TASK PROMPT -
What lines in the records below mention "icon"? List them all.

ENTRIES PROVIDED below:

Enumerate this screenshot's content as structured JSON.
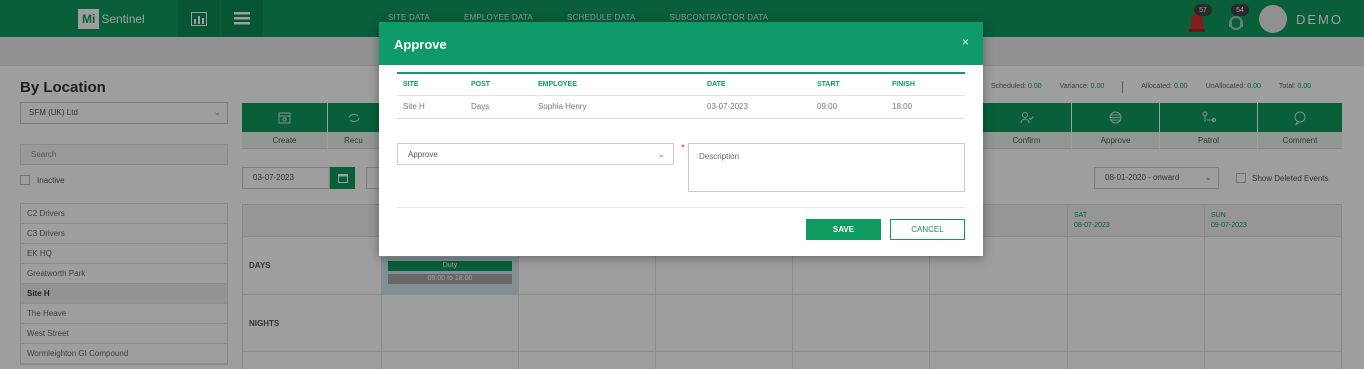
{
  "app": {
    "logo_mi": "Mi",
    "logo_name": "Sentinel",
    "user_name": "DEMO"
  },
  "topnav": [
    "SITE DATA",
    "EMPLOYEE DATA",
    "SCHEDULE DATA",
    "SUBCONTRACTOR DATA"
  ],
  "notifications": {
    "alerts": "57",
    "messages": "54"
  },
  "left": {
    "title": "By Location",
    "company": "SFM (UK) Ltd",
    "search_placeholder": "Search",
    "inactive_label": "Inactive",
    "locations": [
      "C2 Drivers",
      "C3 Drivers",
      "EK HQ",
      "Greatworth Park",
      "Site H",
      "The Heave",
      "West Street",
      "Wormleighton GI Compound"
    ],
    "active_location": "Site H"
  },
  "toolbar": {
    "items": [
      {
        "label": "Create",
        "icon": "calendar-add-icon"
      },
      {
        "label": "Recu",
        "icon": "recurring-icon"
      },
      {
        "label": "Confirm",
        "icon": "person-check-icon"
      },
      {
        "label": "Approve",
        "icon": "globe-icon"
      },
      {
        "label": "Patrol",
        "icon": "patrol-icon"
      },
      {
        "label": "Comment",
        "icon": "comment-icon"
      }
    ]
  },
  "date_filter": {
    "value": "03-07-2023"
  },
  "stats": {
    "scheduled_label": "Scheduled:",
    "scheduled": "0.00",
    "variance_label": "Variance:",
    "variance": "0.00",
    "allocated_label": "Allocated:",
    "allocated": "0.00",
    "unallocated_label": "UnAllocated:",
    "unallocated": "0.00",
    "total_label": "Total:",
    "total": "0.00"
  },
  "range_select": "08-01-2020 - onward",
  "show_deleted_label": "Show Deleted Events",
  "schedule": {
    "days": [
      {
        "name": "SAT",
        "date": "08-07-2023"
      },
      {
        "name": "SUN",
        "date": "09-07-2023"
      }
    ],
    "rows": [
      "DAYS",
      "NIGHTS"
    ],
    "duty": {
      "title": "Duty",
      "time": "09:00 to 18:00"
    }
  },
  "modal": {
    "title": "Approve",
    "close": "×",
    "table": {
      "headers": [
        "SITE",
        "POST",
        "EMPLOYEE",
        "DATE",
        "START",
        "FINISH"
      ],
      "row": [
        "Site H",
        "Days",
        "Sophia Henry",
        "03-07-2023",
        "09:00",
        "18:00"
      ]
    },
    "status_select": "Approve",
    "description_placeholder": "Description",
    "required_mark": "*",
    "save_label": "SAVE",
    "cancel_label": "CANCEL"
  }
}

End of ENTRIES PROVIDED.
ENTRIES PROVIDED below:

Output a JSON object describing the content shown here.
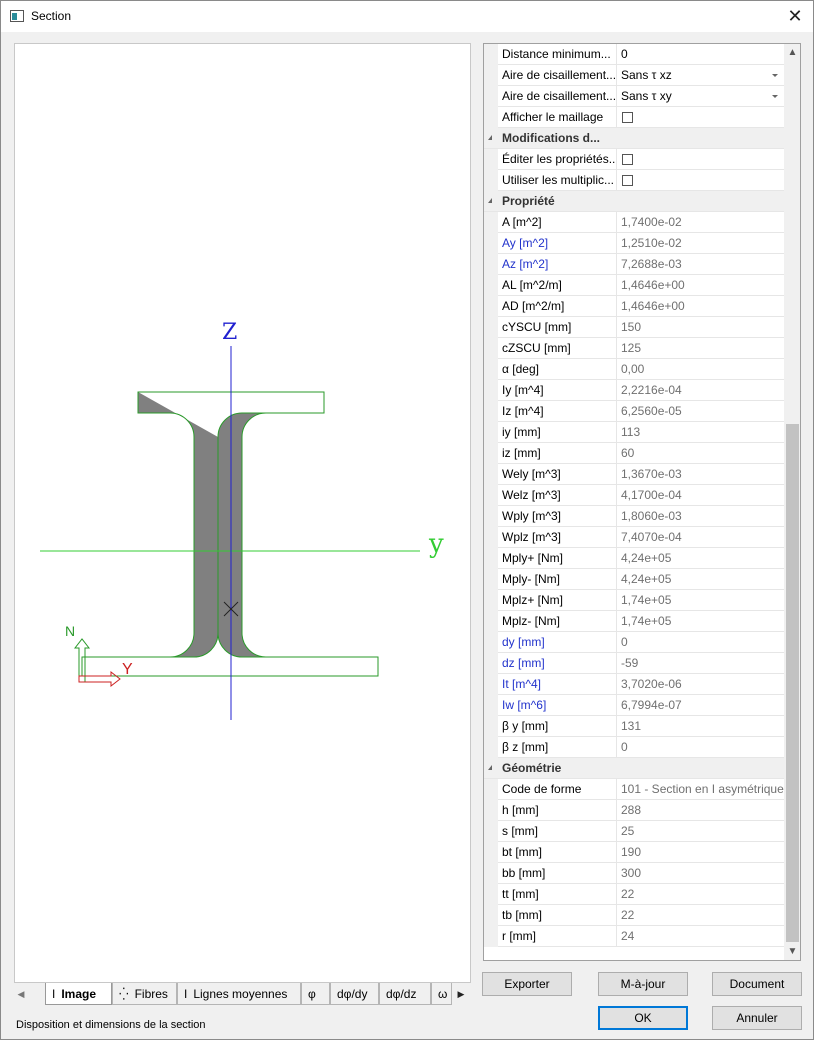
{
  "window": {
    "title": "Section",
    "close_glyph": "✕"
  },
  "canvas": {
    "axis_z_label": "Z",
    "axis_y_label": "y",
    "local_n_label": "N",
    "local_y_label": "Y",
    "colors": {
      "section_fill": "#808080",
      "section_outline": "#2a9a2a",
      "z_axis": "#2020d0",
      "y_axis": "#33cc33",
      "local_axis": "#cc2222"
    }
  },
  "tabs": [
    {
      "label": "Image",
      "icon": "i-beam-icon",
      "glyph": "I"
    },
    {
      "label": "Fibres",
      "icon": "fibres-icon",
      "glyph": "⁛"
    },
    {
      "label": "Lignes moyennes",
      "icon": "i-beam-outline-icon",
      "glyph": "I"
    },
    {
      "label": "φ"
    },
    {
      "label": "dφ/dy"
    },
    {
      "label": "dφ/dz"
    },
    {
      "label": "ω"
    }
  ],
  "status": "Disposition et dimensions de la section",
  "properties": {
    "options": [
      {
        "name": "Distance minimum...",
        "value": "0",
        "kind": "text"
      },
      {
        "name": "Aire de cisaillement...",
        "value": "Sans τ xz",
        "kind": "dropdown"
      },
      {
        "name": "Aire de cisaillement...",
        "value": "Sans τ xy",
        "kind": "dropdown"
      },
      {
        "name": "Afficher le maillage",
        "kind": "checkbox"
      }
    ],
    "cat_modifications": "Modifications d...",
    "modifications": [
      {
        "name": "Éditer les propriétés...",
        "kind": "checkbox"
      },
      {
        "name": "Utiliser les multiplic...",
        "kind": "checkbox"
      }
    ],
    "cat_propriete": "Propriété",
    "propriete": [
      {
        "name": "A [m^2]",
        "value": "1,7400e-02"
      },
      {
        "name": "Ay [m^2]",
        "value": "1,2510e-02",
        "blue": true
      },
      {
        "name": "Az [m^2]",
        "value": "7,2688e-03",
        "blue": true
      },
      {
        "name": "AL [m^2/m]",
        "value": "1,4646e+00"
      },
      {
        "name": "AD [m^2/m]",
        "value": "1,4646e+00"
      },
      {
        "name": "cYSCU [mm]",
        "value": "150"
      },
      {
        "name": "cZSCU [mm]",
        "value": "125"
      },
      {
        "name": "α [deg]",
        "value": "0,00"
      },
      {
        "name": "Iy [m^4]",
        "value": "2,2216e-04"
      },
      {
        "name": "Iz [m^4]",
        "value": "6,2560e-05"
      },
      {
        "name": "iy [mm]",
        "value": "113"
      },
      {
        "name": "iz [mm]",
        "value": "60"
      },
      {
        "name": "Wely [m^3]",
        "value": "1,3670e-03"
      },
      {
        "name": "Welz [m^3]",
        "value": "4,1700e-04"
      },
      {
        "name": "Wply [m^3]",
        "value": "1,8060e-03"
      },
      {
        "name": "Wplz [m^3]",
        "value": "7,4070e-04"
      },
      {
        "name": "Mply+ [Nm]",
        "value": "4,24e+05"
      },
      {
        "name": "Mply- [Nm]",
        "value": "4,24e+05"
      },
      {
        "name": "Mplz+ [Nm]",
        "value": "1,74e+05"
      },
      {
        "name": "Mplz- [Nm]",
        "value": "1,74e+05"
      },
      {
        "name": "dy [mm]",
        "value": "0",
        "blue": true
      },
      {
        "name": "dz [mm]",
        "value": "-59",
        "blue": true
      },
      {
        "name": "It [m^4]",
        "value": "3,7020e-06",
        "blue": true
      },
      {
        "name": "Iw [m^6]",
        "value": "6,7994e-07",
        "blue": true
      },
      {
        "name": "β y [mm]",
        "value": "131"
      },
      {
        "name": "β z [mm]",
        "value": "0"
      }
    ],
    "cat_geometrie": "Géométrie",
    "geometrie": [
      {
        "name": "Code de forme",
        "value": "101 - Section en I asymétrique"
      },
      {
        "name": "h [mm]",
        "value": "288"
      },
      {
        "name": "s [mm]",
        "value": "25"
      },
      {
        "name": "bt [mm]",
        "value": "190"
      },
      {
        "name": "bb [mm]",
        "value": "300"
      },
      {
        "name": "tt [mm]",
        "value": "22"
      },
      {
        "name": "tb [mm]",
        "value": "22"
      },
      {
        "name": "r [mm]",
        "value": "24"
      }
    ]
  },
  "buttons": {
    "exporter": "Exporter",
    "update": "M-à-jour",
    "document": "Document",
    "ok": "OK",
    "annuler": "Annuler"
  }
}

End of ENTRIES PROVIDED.
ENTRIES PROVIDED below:

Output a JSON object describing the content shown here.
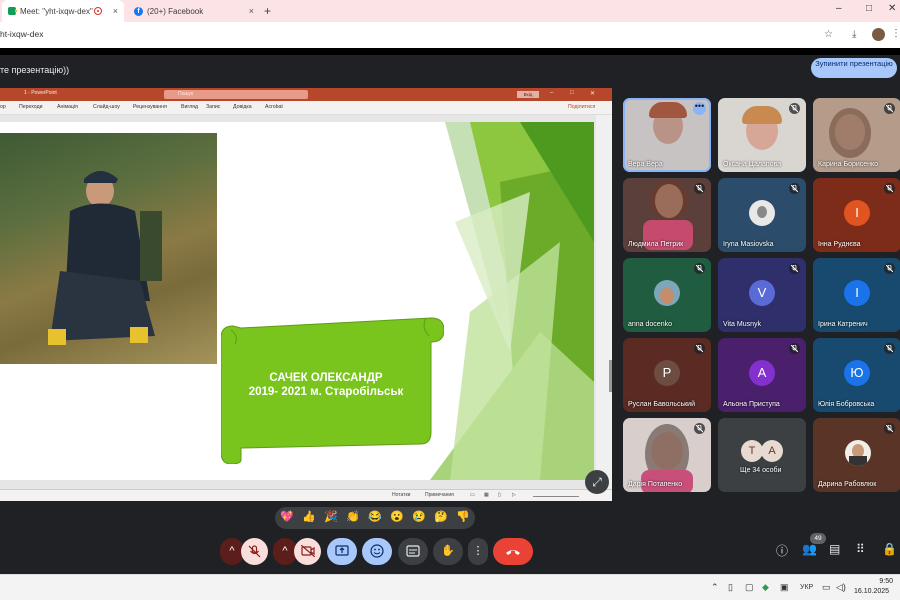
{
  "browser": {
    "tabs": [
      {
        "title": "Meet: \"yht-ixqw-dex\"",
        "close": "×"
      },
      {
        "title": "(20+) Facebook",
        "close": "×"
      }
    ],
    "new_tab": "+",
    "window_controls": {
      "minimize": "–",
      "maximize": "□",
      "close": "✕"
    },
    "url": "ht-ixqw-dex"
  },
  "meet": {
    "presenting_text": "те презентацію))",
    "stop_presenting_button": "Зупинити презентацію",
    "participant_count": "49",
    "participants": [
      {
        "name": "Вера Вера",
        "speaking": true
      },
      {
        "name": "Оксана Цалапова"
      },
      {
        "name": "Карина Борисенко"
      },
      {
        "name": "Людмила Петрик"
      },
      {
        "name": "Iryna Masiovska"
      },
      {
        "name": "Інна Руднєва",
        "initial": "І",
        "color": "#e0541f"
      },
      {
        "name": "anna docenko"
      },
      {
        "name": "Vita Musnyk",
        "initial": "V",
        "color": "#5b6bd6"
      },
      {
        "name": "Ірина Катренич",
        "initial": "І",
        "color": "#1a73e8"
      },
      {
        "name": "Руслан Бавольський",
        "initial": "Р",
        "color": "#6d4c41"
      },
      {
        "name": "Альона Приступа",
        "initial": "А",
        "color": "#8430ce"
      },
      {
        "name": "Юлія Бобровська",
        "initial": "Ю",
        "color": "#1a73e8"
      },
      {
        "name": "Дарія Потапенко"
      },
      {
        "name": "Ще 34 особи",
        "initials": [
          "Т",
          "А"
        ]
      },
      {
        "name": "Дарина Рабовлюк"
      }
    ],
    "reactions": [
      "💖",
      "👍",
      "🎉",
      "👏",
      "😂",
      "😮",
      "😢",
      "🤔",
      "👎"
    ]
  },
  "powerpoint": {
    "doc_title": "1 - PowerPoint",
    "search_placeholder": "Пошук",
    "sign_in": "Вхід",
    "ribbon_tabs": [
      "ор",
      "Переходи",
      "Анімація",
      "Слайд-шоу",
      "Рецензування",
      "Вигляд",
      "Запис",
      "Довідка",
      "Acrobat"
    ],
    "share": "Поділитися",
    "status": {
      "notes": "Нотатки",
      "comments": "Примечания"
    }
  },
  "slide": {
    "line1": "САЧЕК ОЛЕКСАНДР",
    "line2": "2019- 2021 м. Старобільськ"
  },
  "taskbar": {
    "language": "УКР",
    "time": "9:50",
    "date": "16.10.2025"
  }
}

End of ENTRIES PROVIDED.

RESPONSE -
        "icon": "calendar-add-icon"
        "icon": "recurring-icon"
        "icon": "person-check-icon"
        "icon": "globe-icon"
        "icon": "patrol-icon"
        "icon": "comment-icon"
      "icon": "i-beam-icon",
      "icon": "fibres-icon",
      "icon": "i-beam-outline-icon",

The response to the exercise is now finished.